Note: for Windows Server 2012 R2, it's no need to install the VMM storage provider on your Windows Server prior to adding it to VMM. Windows Server 2012 R2 supports this native.
Thursday, June 27, 2013
Storage management with datacenter abstraction layer (SCVMM 2012 R2)
Storage – with datacenter abstraction layer
I have recently blogged about the datacenter abstraction layer story in both Windows Server 2012 R2 and System Center 2012 R2.
In this blog post, I want to highlight some of the storage capabilities you are able to leverage through standard based management with Virtual Machine Manager 2012 R2.
Virtual Machine Manager takes care of the entire fabric.
A fabric may also be referred to as a stamp, or resource pools.
The fabric should contain the physical building blocks that make cloud computing possible for the organization, either if it is a private cloud or a service provider cloud.
Most organizations are handling their storage pools as single units, with no common management tools and must rely on manual documentation to see how everything is connected.

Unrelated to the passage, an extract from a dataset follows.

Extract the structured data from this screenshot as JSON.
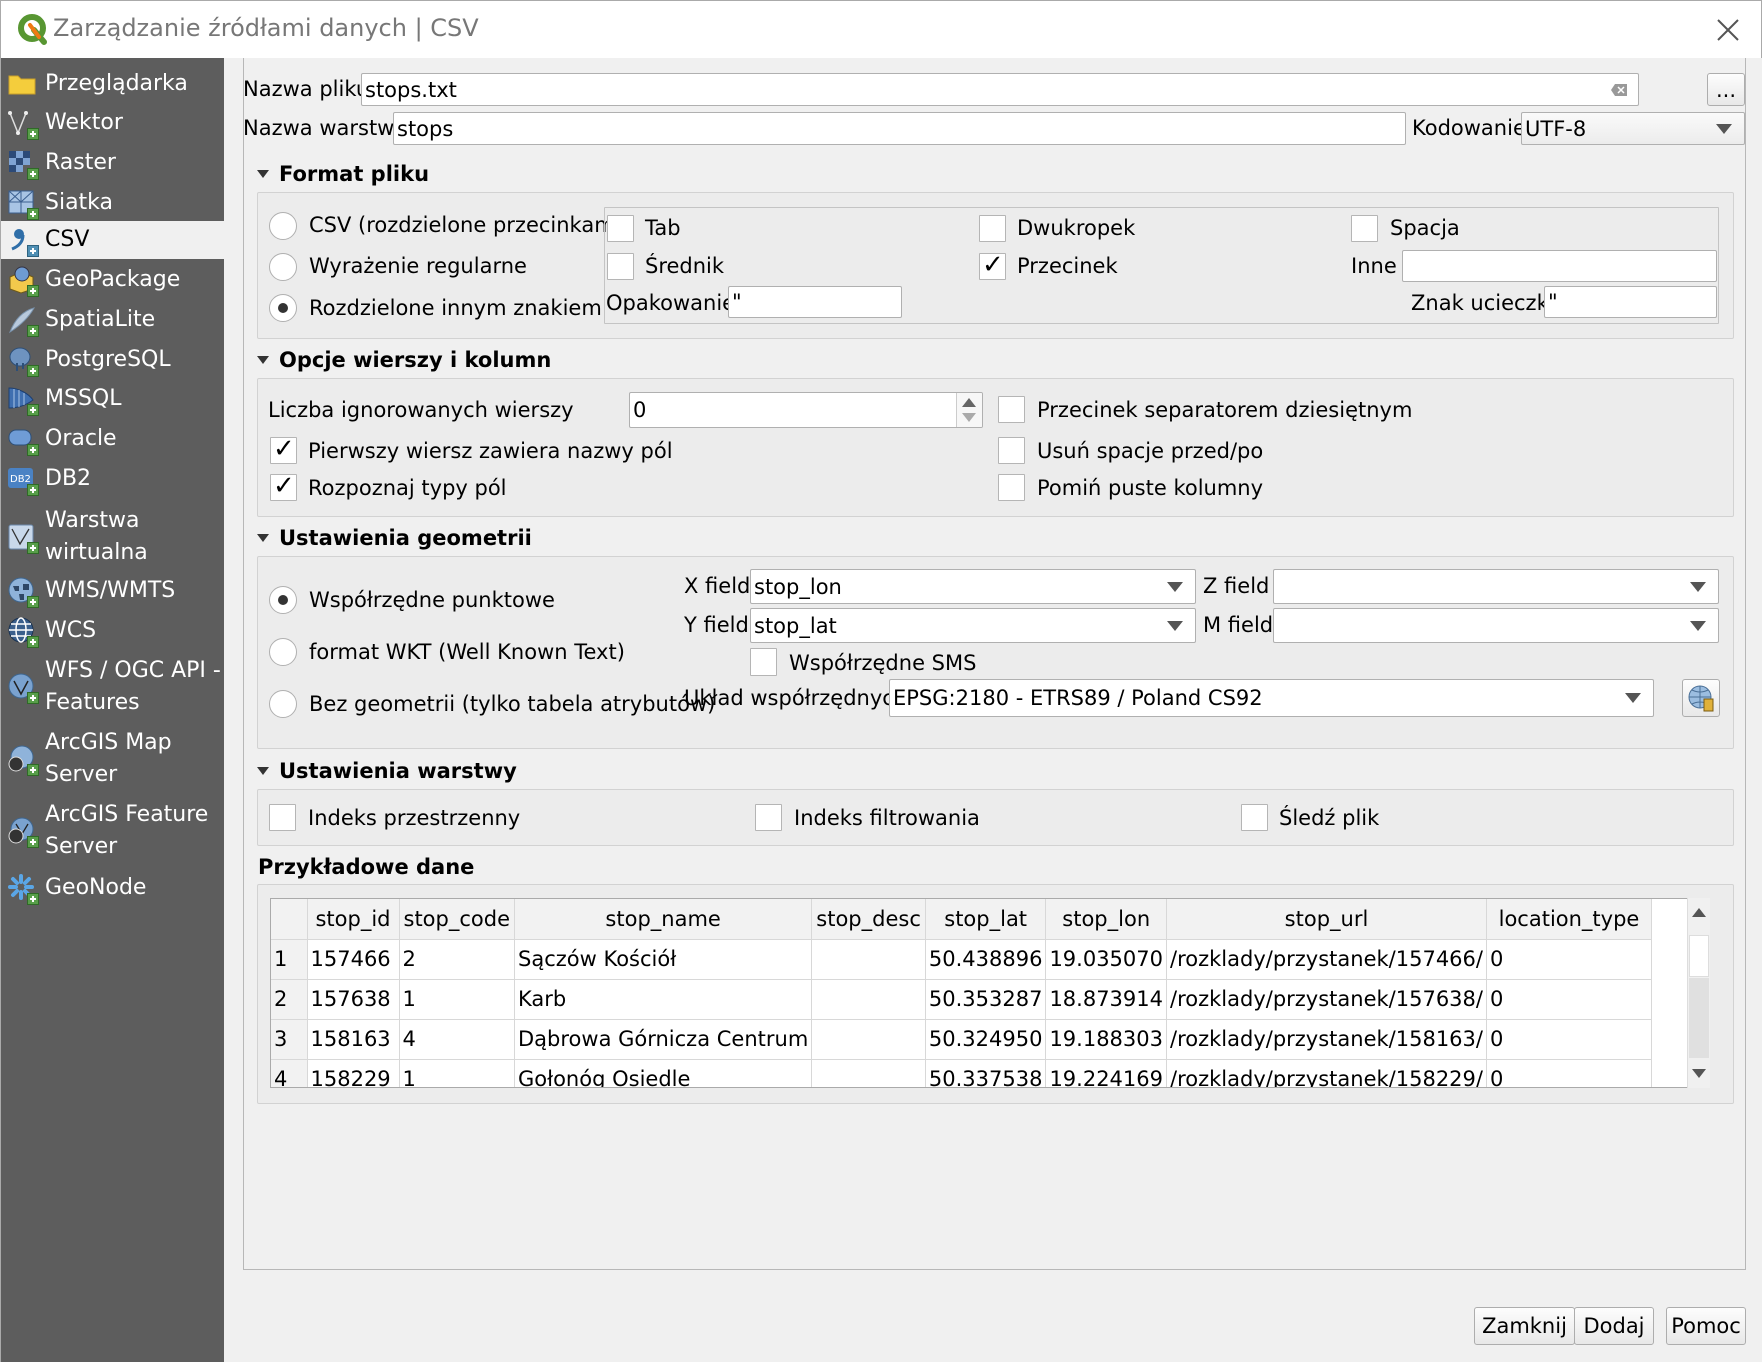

I have ran into quite a few customers who are struggling to get an overview of their storage fabric in the context of virtualization and cloud computing.
This is where VMM comes to the rescue.
What VMM is able to do with your storage:
· End-to-end mapping
· Storage classification
· Allocation and Assignment
· Rapid provisioning
· SAN migration
· Array onboarding
· Storage Automation
· Scalable provisioning
· Extensive array support
· Standard based management
· File server management
· Scale-out server creation
· File share management
As you can see, this is massive part of the lifecycle management of your datacenter, and this blog post will show how you can leverage the iSCSI Target Server role in Windows Server 2012 R2.
First, we need a Windows Server 2012 R2 server with the File Server role installed, and especially the iSCSI Target Server role enabled.
In a nutshell, you must do the following on your Windows Server 2012 R2 server:
· Attach storage
· Create storage pools
· Create disks and volumes
· Create iSCSI disk
· Create iSCSI target
Once this is completed, we can start to do the magic within VMM.
1. Navigate to Fabric—>StorageàProviders.
Right click and add storage device. Here, you must select ‘SAN and NAS devices discovered and managed by a SMI-S provider’.
2. Make sure you select SMI-S WMI as the protocol, and specify your storage target, port and Run as account (since my storage server is within the same domain, I can use my domain account).
3. Once the discovery process has completed, you will find your storage device listed with the available capacity.
4. On the ‘Select Storage Device’ page, mark the storage you will manage with VMM and associate the proper classification (you can create classifications directly on this page.)
5. Click complete and you can follow the process in the jobs pane in VMM and see what’s discovered and detected by VMM. In this case, VMM detects the target and the initiators you have created on the storage server.
We have now discovered and added a storage device to VMM and can view if under ‘arrays’ in Fabric.
The next step is to allocate storage to your compute resources which is located in the host groups in Fabric.
1. Click on ‘Allocate Capacity’. This will fire up a new window where you can allocate both storage pools and LUNS to your host groups. I will add storage to my service provider cloud infrastructure host group.
2. Next, I’ll navigate to the properties of this host group and find the storage tab. From here, I can see the associated storage for this host group. Note that I can also allocate both storage pools and LUNs directly from here.
3. The next step will be to connect my hosts to the storage device. I will go to properties on one host at a time, click storage, and click ‘Add’. This will list the available storage connectors for you. In my case, iSCSI array is the available option.
4. Connect to your storage array from the drop down list and eventually configure advanced settings for the connection. Once this is done, VMM will create iSCSI sessions between target and initiator.
5. If we check the storage tab on the host once again, we can see my iSCSI array I just added. I can also create multiple sessions for MPIO.
This was a simple guide on how to add storage through standard based management with Virtual Machine Manager 2012 R2.
The next blog post will also show how to create clusters with VMM where we are using the available storage we added to VMM, to create disk witness and clustered shared volumes.